[App and web page records]
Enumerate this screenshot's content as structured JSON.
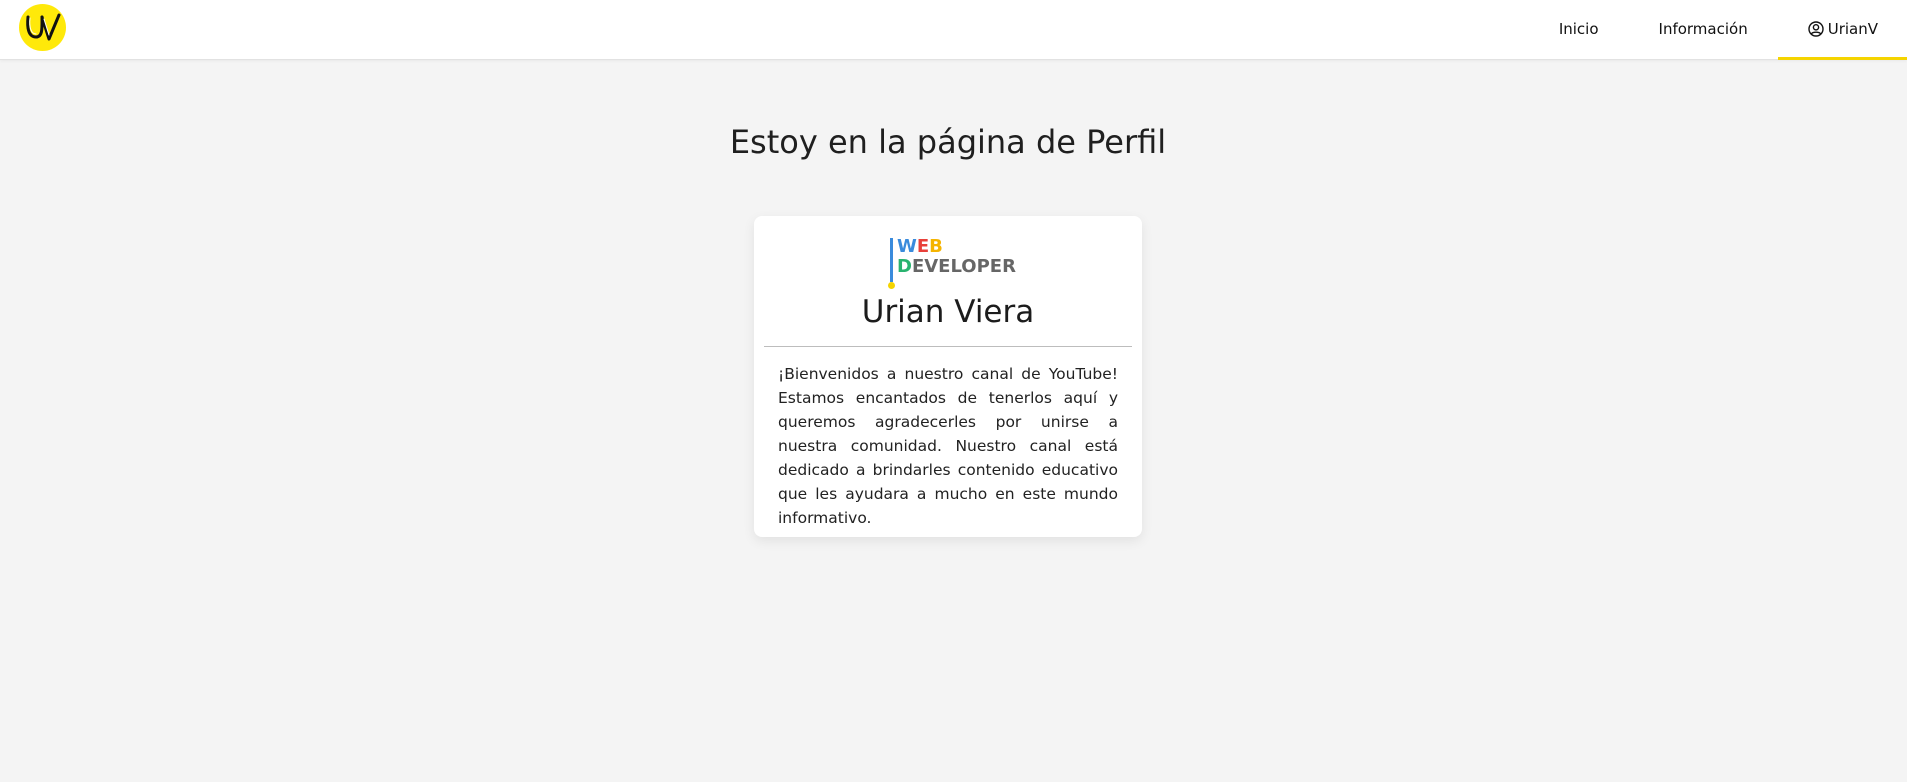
{
  "header": {
    "logo_icon": "uv-logo-icon",
    "logo_color": "#ffe90a",
    "accent_color": "#f5d400",
    "nav": [
      {
        "label": "Inicio"
      },
      {
        "label": "Información"
      },
      {
        "label": "UrianV",
        "icon": "user-circle-icon",
        "active": true
      }
    ]
  },
  "main": {
    "title": "Estoy en la página de Perfil",
    "card": {
      "logo_line1": [
        "W",
        "E",
        "B"
      ],
      "logo_line2": [
        "D",
        "EVELOPER"
      ],
      "logo_colors": [
        "#3a8bdc",
        "#e8403a",
        "#f5b400",
        "#29b36f",
        "#666666"
      ],
      "name": "Urian Viera",
      "description": "¡Bienvenidos a nuestro canal de YouTube! Estamos encantados de tenerlos aquí y queremos agradecerles por unirse a nuestra comunidad. Nuestro canal está dedicado a brindarles contenido educativo que les ayudara a mucho en este mundo informativo."
    }
  }
}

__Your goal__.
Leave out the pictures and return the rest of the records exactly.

__Solution below__.
Enumerate this screenshot's content as structured JSON.
{
  "header": {
    "logo_icon": "uv-logo-icon",
    "logo_color": "#ffe90a",
    "accent_color": "#f5d400",
    "nav": [
      {
        "label": "Inicio"
      },
      {
        "label": "Información"
      },
      {
        "label": "UrianV",
        "icon": "user-circle-icon",
        "active": true
      }
    ]
  },
  "main": {
    "title": "Estoy en la página de Perfil",
    "card": {
      "logo_line1": [
        "W",
        "E",
        "B"
      ],
      "logo_line2": [
        "D",
        "EVELOPER"
      ],
      "logo_colors": [
        "#3a8bdc",
        "#e8403a",
        "#f5b400",
        "#29b36f",
        "#666666"
      ],
      "name": "Urian Viera",
      "description": "¡Bienvenidos a nuestro canal de YouTube! Estamos encantados de tenerlos aquí y queremos agradecerles por unirse a nuestra comunidad. Nuestro canal está dedicado a brindarles contenido educativo que les ayudara a mucho en este mundo informativo."
    }
  }
}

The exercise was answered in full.